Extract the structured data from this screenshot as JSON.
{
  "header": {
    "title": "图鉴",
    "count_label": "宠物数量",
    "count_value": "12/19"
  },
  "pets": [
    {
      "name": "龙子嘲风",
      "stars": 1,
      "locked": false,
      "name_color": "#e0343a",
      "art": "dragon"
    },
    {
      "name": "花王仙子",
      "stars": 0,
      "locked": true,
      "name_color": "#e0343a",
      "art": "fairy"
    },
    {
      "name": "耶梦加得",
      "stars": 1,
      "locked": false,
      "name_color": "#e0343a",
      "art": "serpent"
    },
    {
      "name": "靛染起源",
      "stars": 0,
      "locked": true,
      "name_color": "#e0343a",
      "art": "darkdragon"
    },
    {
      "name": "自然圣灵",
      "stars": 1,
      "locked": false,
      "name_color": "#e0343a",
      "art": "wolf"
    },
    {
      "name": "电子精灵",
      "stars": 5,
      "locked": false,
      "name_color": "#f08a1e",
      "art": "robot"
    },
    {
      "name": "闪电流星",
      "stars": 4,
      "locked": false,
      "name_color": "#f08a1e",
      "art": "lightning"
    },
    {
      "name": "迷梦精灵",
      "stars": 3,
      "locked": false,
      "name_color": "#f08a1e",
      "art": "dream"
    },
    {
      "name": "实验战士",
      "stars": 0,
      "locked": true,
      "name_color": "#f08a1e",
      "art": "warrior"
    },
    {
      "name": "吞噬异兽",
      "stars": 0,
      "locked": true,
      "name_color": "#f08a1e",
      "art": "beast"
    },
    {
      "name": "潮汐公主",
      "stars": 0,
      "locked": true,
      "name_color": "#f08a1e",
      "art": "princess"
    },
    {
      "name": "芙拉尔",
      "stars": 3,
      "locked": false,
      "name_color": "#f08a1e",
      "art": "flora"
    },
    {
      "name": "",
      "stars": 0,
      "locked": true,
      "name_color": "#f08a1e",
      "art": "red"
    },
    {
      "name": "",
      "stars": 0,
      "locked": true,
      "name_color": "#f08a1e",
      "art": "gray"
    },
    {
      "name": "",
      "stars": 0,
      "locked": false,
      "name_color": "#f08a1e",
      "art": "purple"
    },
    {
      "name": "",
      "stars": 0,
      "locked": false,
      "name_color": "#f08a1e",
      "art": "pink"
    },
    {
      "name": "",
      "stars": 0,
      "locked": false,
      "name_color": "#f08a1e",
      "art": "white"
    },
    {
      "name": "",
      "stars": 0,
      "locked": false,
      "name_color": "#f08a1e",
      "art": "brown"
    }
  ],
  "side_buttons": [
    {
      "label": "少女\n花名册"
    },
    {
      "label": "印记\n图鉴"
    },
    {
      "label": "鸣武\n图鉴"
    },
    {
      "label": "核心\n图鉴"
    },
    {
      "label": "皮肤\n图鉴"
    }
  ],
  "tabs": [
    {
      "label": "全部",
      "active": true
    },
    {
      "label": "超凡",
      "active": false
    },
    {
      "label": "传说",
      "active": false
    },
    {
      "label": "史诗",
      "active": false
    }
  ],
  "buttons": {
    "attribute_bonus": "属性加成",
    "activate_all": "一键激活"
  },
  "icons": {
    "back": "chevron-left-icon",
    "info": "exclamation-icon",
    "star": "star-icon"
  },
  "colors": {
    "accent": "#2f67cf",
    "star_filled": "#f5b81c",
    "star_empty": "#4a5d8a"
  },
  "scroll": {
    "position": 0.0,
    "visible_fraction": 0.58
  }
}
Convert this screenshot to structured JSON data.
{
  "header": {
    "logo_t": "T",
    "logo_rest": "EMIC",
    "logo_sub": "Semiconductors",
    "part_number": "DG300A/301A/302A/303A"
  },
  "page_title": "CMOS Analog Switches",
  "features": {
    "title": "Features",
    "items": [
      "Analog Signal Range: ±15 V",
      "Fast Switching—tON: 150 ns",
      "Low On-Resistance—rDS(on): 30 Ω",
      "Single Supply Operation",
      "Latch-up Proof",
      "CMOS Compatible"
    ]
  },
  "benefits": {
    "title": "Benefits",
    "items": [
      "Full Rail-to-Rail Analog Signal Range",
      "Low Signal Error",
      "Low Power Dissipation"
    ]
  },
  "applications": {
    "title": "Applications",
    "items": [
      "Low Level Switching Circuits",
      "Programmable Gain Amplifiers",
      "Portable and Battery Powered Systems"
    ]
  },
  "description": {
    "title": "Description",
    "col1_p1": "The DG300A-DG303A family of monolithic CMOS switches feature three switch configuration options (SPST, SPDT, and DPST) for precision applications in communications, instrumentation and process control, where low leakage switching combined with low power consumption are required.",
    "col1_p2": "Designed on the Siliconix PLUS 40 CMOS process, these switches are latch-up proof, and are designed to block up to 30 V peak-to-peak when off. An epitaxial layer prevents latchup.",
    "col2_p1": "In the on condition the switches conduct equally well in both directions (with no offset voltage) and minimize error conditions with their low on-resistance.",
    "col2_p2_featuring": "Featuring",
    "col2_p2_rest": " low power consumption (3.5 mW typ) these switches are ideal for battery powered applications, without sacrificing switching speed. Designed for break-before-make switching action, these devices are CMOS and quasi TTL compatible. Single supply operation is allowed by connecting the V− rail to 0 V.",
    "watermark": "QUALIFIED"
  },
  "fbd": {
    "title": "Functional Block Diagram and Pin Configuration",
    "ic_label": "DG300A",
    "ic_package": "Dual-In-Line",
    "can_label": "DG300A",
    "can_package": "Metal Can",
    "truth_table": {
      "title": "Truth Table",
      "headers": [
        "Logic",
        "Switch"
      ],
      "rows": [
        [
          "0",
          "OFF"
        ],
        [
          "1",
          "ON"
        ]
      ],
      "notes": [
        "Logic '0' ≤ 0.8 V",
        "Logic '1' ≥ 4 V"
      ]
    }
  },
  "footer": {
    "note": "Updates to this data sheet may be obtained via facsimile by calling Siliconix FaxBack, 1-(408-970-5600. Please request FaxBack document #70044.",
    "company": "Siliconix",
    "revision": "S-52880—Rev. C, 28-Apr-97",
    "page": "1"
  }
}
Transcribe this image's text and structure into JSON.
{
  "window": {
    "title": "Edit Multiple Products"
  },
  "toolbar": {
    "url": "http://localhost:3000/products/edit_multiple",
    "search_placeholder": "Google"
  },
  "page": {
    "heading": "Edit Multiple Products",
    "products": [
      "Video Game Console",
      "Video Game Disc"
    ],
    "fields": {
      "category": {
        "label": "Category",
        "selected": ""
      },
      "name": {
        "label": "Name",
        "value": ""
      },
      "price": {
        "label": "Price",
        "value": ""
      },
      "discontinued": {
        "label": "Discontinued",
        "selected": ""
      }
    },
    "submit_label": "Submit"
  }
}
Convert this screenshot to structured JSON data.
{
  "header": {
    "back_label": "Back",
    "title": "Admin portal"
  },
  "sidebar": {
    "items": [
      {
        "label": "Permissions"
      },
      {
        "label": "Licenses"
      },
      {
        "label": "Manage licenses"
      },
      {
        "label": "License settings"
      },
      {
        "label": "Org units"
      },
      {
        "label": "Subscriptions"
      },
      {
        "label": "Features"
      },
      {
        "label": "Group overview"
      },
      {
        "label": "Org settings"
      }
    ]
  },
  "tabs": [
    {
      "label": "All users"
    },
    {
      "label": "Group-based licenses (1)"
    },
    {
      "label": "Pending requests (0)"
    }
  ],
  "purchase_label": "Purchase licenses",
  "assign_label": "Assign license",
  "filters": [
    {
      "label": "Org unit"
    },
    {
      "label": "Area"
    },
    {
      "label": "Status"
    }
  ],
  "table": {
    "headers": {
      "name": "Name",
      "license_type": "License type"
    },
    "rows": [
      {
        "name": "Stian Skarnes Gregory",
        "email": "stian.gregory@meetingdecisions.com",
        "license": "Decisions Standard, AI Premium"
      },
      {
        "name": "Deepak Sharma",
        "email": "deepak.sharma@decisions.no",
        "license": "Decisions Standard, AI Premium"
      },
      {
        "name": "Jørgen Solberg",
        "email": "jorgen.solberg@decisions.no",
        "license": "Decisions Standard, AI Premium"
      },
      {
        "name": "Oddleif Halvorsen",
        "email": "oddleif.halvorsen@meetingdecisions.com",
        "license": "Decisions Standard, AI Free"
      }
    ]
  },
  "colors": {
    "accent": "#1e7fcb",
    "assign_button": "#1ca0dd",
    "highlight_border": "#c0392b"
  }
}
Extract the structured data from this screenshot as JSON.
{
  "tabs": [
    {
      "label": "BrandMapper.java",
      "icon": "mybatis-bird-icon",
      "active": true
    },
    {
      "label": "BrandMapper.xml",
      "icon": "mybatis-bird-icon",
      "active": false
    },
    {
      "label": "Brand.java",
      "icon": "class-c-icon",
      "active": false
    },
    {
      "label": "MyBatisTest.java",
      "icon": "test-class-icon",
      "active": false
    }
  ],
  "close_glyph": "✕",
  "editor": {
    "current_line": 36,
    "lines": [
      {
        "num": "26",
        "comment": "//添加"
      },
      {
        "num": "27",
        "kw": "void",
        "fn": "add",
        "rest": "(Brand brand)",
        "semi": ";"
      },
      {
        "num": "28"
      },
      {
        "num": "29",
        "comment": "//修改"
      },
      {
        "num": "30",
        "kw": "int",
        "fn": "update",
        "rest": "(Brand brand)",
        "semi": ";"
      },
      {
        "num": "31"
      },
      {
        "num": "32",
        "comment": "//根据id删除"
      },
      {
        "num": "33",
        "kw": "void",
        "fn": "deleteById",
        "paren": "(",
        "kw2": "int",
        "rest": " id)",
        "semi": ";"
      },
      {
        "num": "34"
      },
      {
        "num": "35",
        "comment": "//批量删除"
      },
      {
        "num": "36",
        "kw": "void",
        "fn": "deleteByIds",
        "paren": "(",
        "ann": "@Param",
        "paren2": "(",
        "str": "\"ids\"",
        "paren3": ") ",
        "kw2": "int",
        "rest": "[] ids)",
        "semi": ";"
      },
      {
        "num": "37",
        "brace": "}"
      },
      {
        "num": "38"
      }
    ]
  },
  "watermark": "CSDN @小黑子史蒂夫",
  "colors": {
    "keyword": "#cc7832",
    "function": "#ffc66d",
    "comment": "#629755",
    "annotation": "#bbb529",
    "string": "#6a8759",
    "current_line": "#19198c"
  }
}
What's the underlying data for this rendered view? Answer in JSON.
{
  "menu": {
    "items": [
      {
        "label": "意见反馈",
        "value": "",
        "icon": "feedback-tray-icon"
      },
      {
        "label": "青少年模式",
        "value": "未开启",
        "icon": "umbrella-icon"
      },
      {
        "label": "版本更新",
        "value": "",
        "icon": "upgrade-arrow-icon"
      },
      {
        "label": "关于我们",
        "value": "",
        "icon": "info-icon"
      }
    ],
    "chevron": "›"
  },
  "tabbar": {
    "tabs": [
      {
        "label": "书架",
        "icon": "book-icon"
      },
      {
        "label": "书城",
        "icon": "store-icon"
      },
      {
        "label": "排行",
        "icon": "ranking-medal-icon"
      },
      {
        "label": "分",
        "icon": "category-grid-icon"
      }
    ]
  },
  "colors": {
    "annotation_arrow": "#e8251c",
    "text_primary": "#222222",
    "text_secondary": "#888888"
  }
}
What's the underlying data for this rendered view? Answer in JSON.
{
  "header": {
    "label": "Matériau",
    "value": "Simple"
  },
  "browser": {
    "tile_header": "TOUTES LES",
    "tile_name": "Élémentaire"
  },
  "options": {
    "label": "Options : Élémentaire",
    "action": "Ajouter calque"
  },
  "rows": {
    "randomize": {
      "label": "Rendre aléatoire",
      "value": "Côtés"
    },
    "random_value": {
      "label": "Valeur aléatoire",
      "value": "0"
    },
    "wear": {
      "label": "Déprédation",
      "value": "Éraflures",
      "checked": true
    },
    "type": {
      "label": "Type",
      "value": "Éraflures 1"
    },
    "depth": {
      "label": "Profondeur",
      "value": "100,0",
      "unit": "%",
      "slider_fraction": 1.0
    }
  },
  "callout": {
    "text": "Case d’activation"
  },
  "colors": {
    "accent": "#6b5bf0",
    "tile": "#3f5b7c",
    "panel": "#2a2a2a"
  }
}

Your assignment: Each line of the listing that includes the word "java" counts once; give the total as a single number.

Answer section: 3